WHAT THE TASK REQUIRES:
Every record below needs to be written out exactly, apart from the pictures.

• • • •

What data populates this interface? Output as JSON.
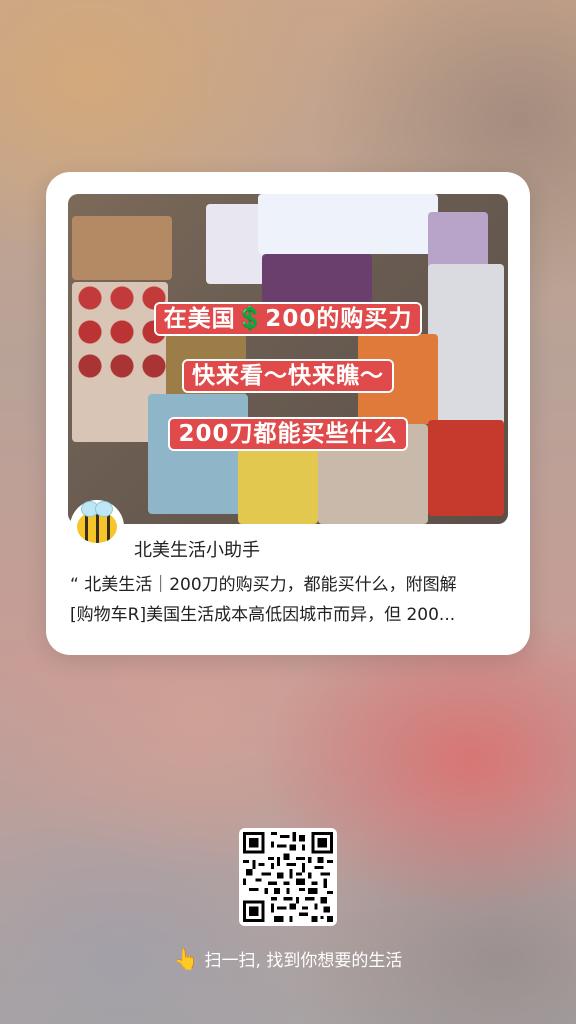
{
  "card": {
    "hero_overlay": {
      "line1": "在美国💲200的购买力",
      "line2": "快来看～快来瞧～",
      "line3": "200刀都能买些什么"
    },
    "author": "北美生活小助手",
    "description_line1": "“ 北美生活｜200刀的购买力，都能买什么，附图解",
    "description_line2": "[购物车R]美国生活成本高低因城市而异，但 200..."
  },
  "qr": {
    "icon": "qr-code-icon"
  },
  "footer": {
    "hand_icon": "pointing-hand-icon",
    "text": "扫一扫, 找到你想要的生活"
  }
}
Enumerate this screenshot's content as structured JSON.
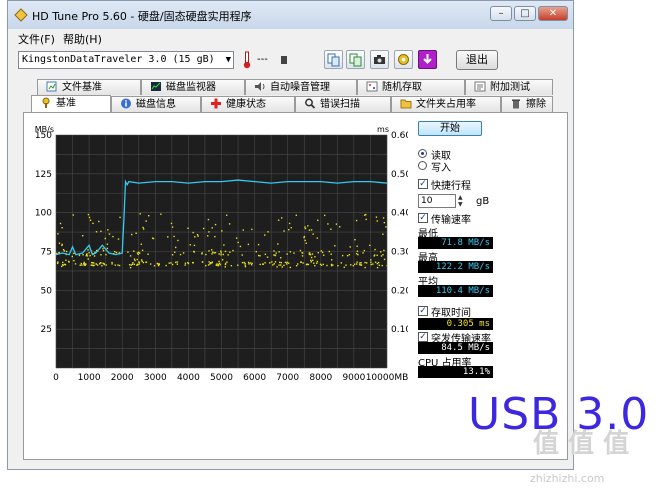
{
  "window": {
    "title": "HD Tune Pro 5.60 - 硬盘/固态硬盘实用程序",
    "minimize": "–",
    "maximize": "□",
    "close": "✕"
  },
  "menu": [
    {
      "label": "文件(F)"
    },
    {
      "label": "帮助(H)"
    }
  ],
  "toolbar": {
    "drive": "KingstonDataTraveler 3.0 (15 gB)",
    "temperature": "---",
    "exit_label": "退出"
  },
  "tabs_top": [
    {
      "label": "文件基准",
      "icon": "file-benchmark-icon"
    },
    {
      "label": "磁盘监视器",
      "icon": "disk-monitor-icon"
    },
    {
      "label": "自动噪音管理",
      "icon": "speaker-icon"
    },
    {
      "label": "随机存取",
      "icon": "random-access-icon"
    },
    {
      "label": "附加测试",
      "icon": "extra-tests-icon"
    }
  ],
  "tabs_bottom": [
    {
      "label": "基准",
      "icon": "benchmark-icon"
    },
    {
      "label": "磁盘信息",
      "icon": "info-icon"
    },
    {
      "label": "健康状态",
      "icon": "health-icon"
    },
    {
      "label": "错误扫描",
      "icon": "search-icon"
    },
    {
      "label": "文件夹占用率",
      "icon": "folder-icon"
    },
    {
      "label": "擦除",
      "icon": "trash-icon"
    }
  ],
  "controls": {
    "start_label": "开始",
    "read_label": "读取",
    "write_label": "写入",
    "mode": "read",
    "short_stroke_label": "快捷行程",
    "short_stroke_checked": true,
    "short_stroke_value": "10",
    "short_stroke_unit": "gB",
    "transfer_rate_label": "传输速率",
    "transfer_rate_checked": true,
    "min_label": "最低",
    "min_value": "71.8 MB/s",
    "max_label": "最高",
    "max_value": "122.2 MB/s",
    "avg_label": "平均",
    "avg_value": "110.4 MB/s",
    "access_time_label": "存取时间",
    "access_time_checked": true,
    "access_time_value": "0.305 ms",
    "burst_label": "突发传输速率",
    "burst_checked": true,
    "burst_value": "84.5 MB/s",
    "cpu_label": "CPU 占用率",
    "cpu_value": "13.1%"
  },
  "chart_data": {
    "type": "line",
    "ylabel": "MB/s",
    "y2label": "ms",
    "xunit": "MB",
    "ylim": [
      0,
      150
    ],
    "y2lim": [
      0,
      0.6
    ],
    "xlim": [
      0,
      10000
    ],
    "yticks": [
      "150",
      "125",
      "100",
      "75",
      "50",
      "25"
    ],
    "y2ticks": [
      "0.60",
      "0.50",
      "0.40",
      "0.30",
      "0.20",
      "0.10"
    ],
    "xticks": [
      "0",
      "1000",
      "2000",
      "3000",
      "4000",
      "5000",
      "6000",
      "7000",
      "8000",
      "9000",
      "10000MB"
    ],
    "grid": true,
    "background": "#1e1e1e",
    "series": [
      {
        "color": "#35c8f0",
        "x": [
          0,
          200,
          400,
          500,
          600,
          800,
          1000,
          1100,
          1200,
          1400,
          1600,
          1800,
          2000,
          2050,
          2100,
          2150,
          2200,
          2500,
          3000,
          3500,
          4000,
          4500,
          5000,
          5500,
          6000,
          6500,
          7000,
          7500,
          8000,
          8500,
          9000,
          9500,
          10000
        ],
        "y": [
          73,
          74,
          73,
          78,
          73,
          74,
          79,
          73,
          74,
          79,
          74,
          73,
          74,
          95,
          120,
          118,
          120,
          119,
          120,
          120,
          119,
          120,
          120,
          121,
          120,
          119,
          120,
          120,
          120,
          119,
          120,
          120,
          119
        ]
      }
    ],
    "scatter_color": "#e8e020",
    "scatter_band_ms": [
      0.26,
      0.4
    ]
  },
  "overlay": {
    "usb_label": "USB 3.0",
    "watermark": "值 值 值",
    "watermark_url": "zhizhizhi.com"
  },
  "colors": {
    "cyan_series": "#35c8f0",
    "yellow_points": "#e8e020",
    "usb_label": "#3d28e0"
  }
}
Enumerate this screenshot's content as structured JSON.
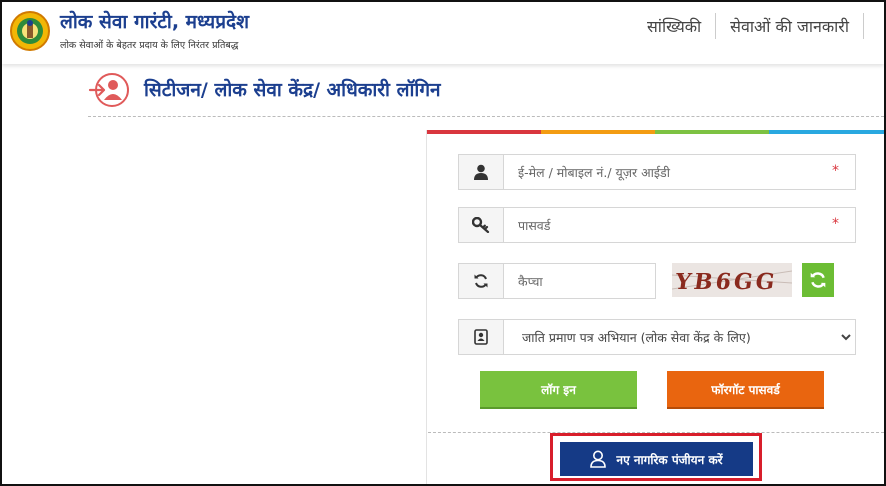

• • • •

RESULT OF THIS EXERCISE:
What data populates this interface? Output as JSON.
{
  "card": {
    "hero_overlay": {
      "line1": "在美国💲200的购买力",
      "line2": "快来看～快来瞧～",
      "line3": "200刀都能买些什么"
    },
    "author": "北美生活小助手",
    "description_line1": "“ 北美生活｜200刀的购买力，都能买什么，附图解",
    "description_line2": "[购物车R]美国生活成本高低因城市而异，但 200..."
  },
  "qr": {
    "icon": "qr-code-icon"
  },
  "footer": {
    "hand_icon": "pointing-hand-icon",
    "text": "扫一扫, 找到你想要的生活"
  }
}
Enumerate this screenshot's content as structured JSON.
{
  "window": {
    "title": "HD Tune Pro 5.60 - 硬盘/固态硬盘实用程序",
    "minimize": "–",
    "maximize": "□",
    "close": "✕"
  },
  "menu": [
    {
      "label": "文件(F)"
    },
    {
      "label": "帮助(H)"
    }
  ],
  "toolbar": {
    "drive": "KingstonDataTraveler 3.0 (15 gB)",
    "temperature": "---",
    "exit_label": "退出"
  },
  "tabs_top": [
    {
      "label": "文件基准",
      "icon": "file-benchmark-icon"
    },
    {
      "label": "磁盘监视器",
      "icon": "disk-monitor-icon"
    },
    {
      "label": "自动噪音管理",
      "icon": "speaker-icon"
    },
    {
      "label": "随机存取",
      "icon": "random-access-icon"
    },
    {
      "label": "附加测试",
      "icon": "extra-tests-icon"
    }
  ],
  "tabs_bottom": [
    {
      "label": "基准",
      "icon": "benchmark-icon"
    },
    {
      "label": "磁盘信息",
      "icon": "info-icon"
    },
    {
      "label": "健康状态",
      "icon": "health-icon"
    },
    {
      "label": "错误扫描",
      "icon": "search-icon"
    },
    {
      "label": "文件夹占用率",
      "icon": "folder-icon"
    },
    {
      "label": "擦除",
      "icon": "trash-icon"
    }
  ],
  "controls": {
    "start_label": "开始",
    "read_label": "读取",
    "write_label": "写入",
    "mode": "read",
    "short_stroke_label": "快捷行程",
    "short_stroke_checked": true,
    "short_stroke_value": "10",
    "short_stroke_unit": "gB",
    "transfer_rate_label": "传输速率",
    "transfer_rate_checked": true,
    "min_label": "最低",
    "min_value": "71.8 MB/s",
    "max_label": "最高",
    "max_value": "122.2 MB/s",
    "avg_label": "平均",
    "avg_value": "110.4 MB/s",
    "access_time_label": "存取时间",
    "access_time_checked": true,
    "access_time_value": "0.305 ms",
    "burst_label": "突发传输速率",
    "burst_checked": true,
    "burst_value": "84.5 MB/s",
    "cpu_label": "CPU 占用率",
    "cpu_value": "13.1%"
  },
  "chart_data": {
    "type": "line",
    "ylabel": "MB/s",
    "y2label": "ms",
    "xunit": "MB",
    "ylim": [
      0,
      150
    ],
    "y2lim": [
      0,
      0.6
    ],
    "xlim": [
      0,
      10000
    ],
    "yticks": [
      "150",
      "125",
      "100",
      "75",
      "50",
      "25"
    ],
    "y2ticks": [
      "0.60",
      "0.50",
      "0.40",
      "0.30",
      "0.20",
      "0.10"
    ],
    "xticks": [
      "0",
      "1000",
      "2000",
      "3000",
      "4000",
      "5000",
      "6000",
      "7000",
      "8000",
      "9000",
      "10000MB"
    ],
    "grid": true,
    "background": "#1e1e1e",
    "series": [
      {
        "color": "#35c8f0",
        "x": [
          0,
          200,
          400,
          500,
          600,
          800,
          1000,
          1100,
          1200,
          1400,
          1600,
          1800,
          2000,
          2050,
          2100,
          2150,
          2200,
          2500,
          3000,
          3500,
          4000,
          4500,
          5000,
          5500,
          6000,
          6500,
          7000,
          7500,
          8000,
          8500,
          9000,
          9500,
          10000
        ],
        "y": [
          73,
          74,
          73,
          78,
          73,
          74,
          79,
          73,
          74,
          79,
          74,
          73,
          74,
          95,
          120,
          118,
          120,
          119,
          120,
          120,
          119,
          120,
          120,
          121,
          120,
          119,
          120,
          120,
          120,
          119,
          120,
          120,
          119
        ]
      }
    ],
    "scatter_color": "#e8e020",
    "scatter_band_ms": [
      0.26,
      0.4
    ]
  },
  "overlay": {
    "usb_label": "USB 3.0",
    "watermark": "值 值 值",
    "watermark_url": "zhizhizhi.com"
  },
  "colors": {
    "cyan_series": "#35c8f0",
    "yellow_points": "#e8e020",
    "usb_label": "#3d28e0"
  }
}
Enumerate this screenshot's content as structured JSON.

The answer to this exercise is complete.